Rebecca Ferguson is every bit as good as Fassbender.  Her detective Katrine has her own demons to deal with, and so she is just as intriguing as Harry. We just saw Ferguson earlier this year in the underwhelming science fiction thriller LIFE (2017).  She was also in THE GIRL ON THE TRAIN (2016) and starred opposite Tom Cruise in MISSION IMPOSSIBLE – ROGUE NATION (2015).  She’s excellent here in THE SNOWMAN.

Val Kilmer, battling cancer in real life, looks thin and unhealthy here as Detective Rafto. Yet, in his few scenes he manages to be really good.  However, in spite of Kilmer’s performance, his scenes seem to have been sloppily overdubbed, with his voice not matching his mouth movements.  I felt like I was watching a dubbed Japanese monster movie during his scenes.

THE SNOWMAN boasts a strong cast of supporting actors, but unfortunately, none of them do very much.  J.K Simmons has a small thankless role as a rich businessman and possible suspect, and speaking of dubbing, I swear it sounds as if someone else dubbed his voice.  He doesn’t sound at all in this movie the way he does in every other movie he’s been in. Weird.

One of my favorite character actors, Toby Jones, has even less screen time— it’s more like a cameo– as yet another flawed detective. Chloe Sevigny plays twins, and in one of the better supporting performances, David Dencik plays a creepy doctor who is also a suspect.

THE SNOWMAN is an ugly, lurid movie that a lot of people are going to hate because its narrative style is slow, sloppy, and rather unconventional, but all of this somehow makes this film which tells a standard serial killer story refreshing.  No one in the story is all that likable, but you care for them anyway, because their lives are all so miserable and cold.

Do not see THE SNOWMAN expecting a polished suspenseful story about the manhunt for a crafty serial killer.  It’s not that movie.  It’s an awkward, dark, depressing, moody tale of the detectives investigating a serial killer, and as such, in spite of its many flaws, it succeeds in what it sets out to do, which is, namely, to point out that it takes a certain type of person to take on the darkest sickest criminals, and that type of person is often just as tortured and wounded as the people they are hunting.

—END—

Books by Michael Arruda:

TIME FRAME,  science fiction novel by Michael Arruda.  

Ebook version:  $2.99. Available at http://www.neconebooks.com.
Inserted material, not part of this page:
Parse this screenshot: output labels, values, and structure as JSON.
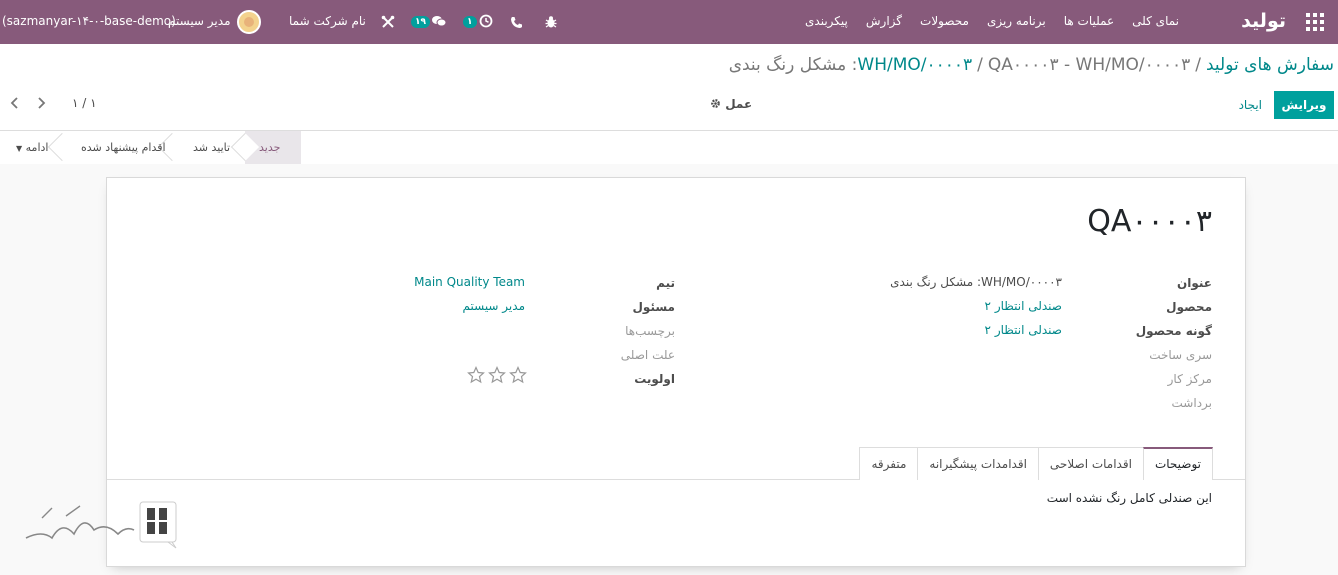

Print version:  $18.00.  Email your order request to mjarruda33@gmail.com. Also available at Amazon.com.

IN THE SPOOKLIGHT, movie review collection by Michael Arruda.

InTheSpooklight_NewText
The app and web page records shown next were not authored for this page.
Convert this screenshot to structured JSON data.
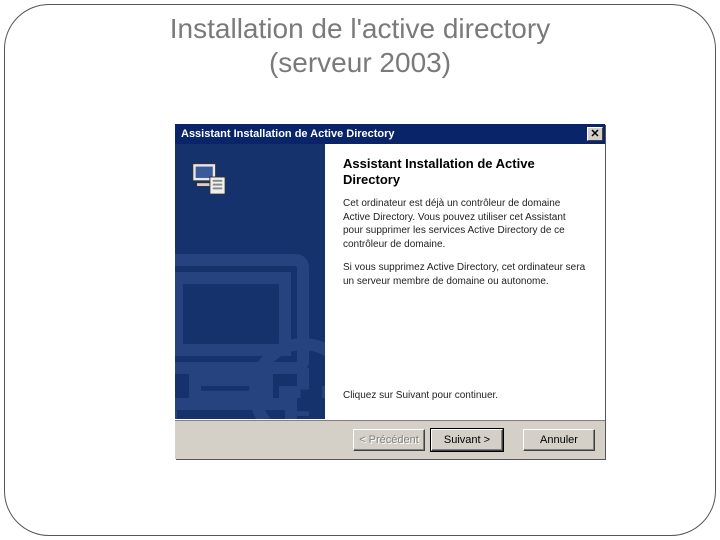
{
  "slide": {
    "title_line1": "Installation de l'active directory",
    "title_line2": "(serveur 2003)"
  },
  "window": {
    "title": "Assistant Installation de Active Directory",
    "close_glyph": "✕"
  },
  "wizard": {
    "heading": "Assistant Installation de Active Directory",
    "paragraph1": "Cet ordinateur est déjà un contrôleur de domaine Active Directory. Vous pouvez utiliser cet Assistant pour supprimer les services Active Directory de ce contrôleur de domaine.",
    "paragraph2": "Si vous supprimez Active Directory, cet ordinateur sera un serveur membre de domaine ou autonome.",
    "continue": "Cliquez sur Suivant pour continuer."
  },
  "buttons": {
    "back": "< Précédent",
    "next": "Suivant >",
    "cancel": "Annuler"
  }
}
 Ebook version:  $4.99.  Available at http://www.neconebooks.com.  Print version:  $18.00.  Email your order request to mjarruda33@gmail.com. Also available at Amazon.com.

FOR THE LOVE OF HORROR, short story collection by Michael Arruda.  
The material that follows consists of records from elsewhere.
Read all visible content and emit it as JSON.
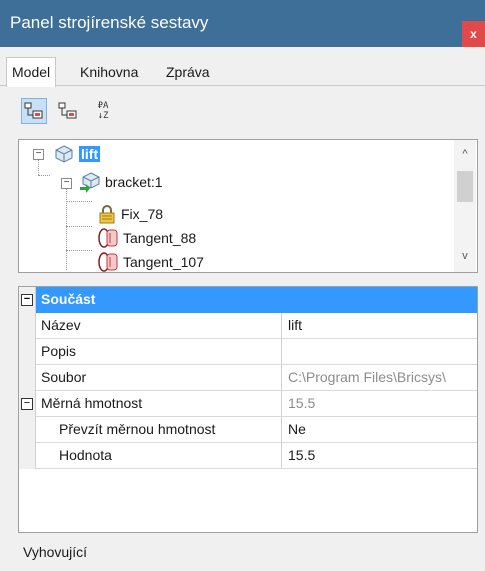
{
  "window": {
    "title": "Panel strojírenské sestavy",
    "close_label": "x",
    "colors": {
      "titlebar": "#3d6f99",
      "close": "#e04a4a",
      "selection": "#3399ff"
    }
  },
  "tabs": [
    {
      "label": "Model",
      "active": true
    },
    {
      "label": "Knihovna",
      "active": false
    },
    {
      "label": "Zpráva",
      "active": false
    }
  ],
  "toolbar": {
    "buttons": [
      {
        "icon": "tree-view-icon",
        "active": true
      },
      {
        "icon": "tree-view-alt-icon",
        "active": false
      },
      {
        "icon": "sort-az-icon",
        "active": false
      }
    ],
    "sort_glyph_top": "₽A",
    "sort_glyph_bottom": "↓Z"
  },
  "tree": {
    "nodes": [
      {
        "label": "lift",
        "icon": "assembly-icon",
        "selected": true
      },
      {
        "label": "bracket:1",
        "icon": "component-insert-icon",
        "selected": false
      },
      {
        "label": "Fix_78",
        "icon": "lock-constraint-icon",
        "selected": false
      },
      {
        "label": "Tangent_88",
        "icon": "tangent-constraint-icon",
        "selected": false
      },
      {
        "label": "Tangent_107",
        "icon": "tangent-constraint-icon",
        "selected": false
      }
    ],
    "expander_symbol": "−",
    "scroll_up": "^",
    "scroll_down": "v"
  },
  "properties": {
    "section_title": "Součást",
    "collapse_symbol": "−",
    "rows": [
      {
        "name": "Název",
        "value": "lift"
      },
      {
        "name": "Popis",
        "value": ""
      },
      {
        "name": "Soubor",
        "value": "C:\\Program Files\\Bricsys\\"
      },
      {
        "name": "Měrná hmotnost",
        "value": "15.5"
      },
      {
        "name": "Převzít měrnou hmotnost",
        "value": "Ne"
      },
      {
        "name": "Hodnota",
        "value": "15.5"
      }
    ]
  },
  "status": {
    "text": "Vyhovující"
  }
}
For The Love Of Horror cover

Ebook version:  $4.99.  Available at http://www.neconebooks.com. Print version:  $18.00.  Email your order request to mjarruda33@gmail.com. Also available at Amazon.com.